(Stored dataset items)
=-=-=-=-=
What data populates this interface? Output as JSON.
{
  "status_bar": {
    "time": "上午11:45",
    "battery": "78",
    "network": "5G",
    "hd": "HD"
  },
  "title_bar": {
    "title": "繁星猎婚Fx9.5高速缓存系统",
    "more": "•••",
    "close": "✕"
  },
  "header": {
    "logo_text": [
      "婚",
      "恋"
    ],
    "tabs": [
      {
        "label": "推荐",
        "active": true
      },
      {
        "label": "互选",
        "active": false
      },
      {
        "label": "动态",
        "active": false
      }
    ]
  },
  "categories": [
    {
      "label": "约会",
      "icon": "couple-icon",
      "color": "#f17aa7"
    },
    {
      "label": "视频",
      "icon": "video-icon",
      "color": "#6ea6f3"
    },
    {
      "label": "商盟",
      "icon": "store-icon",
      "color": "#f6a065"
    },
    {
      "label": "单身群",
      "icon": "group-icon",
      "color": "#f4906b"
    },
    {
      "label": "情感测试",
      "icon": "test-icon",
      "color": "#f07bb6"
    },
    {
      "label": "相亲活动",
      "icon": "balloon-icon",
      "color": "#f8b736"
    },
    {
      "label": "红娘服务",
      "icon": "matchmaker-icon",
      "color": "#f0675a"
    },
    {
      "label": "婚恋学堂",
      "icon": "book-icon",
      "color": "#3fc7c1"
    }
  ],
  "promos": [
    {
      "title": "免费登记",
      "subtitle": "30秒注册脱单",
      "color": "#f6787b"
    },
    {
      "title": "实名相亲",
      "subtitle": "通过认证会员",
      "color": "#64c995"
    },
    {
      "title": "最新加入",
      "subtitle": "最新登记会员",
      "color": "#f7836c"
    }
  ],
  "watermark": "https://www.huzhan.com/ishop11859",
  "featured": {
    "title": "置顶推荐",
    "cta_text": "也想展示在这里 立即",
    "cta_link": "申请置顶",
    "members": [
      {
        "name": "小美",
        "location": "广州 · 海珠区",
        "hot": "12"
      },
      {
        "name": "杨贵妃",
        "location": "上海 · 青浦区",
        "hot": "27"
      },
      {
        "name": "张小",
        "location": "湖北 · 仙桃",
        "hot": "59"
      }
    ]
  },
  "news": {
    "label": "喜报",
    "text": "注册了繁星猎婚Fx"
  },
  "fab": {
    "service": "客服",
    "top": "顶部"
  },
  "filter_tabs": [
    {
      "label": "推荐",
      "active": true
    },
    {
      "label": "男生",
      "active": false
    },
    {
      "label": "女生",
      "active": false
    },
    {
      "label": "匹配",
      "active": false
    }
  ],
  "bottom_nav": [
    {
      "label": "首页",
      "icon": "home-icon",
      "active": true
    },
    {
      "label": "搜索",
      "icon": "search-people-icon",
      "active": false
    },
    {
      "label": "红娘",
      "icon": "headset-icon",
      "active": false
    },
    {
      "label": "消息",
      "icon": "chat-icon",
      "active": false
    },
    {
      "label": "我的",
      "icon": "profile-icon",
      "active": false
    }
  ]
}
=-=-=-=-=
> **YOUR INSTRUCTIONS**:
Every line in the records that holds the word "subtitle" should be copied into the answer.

> **REPLY TO THE EXERCISE**:
      "subtitle": "30秒注册脱单",
      "subtitle": "通过认证会员",
      "subtitle": "最新登记会员",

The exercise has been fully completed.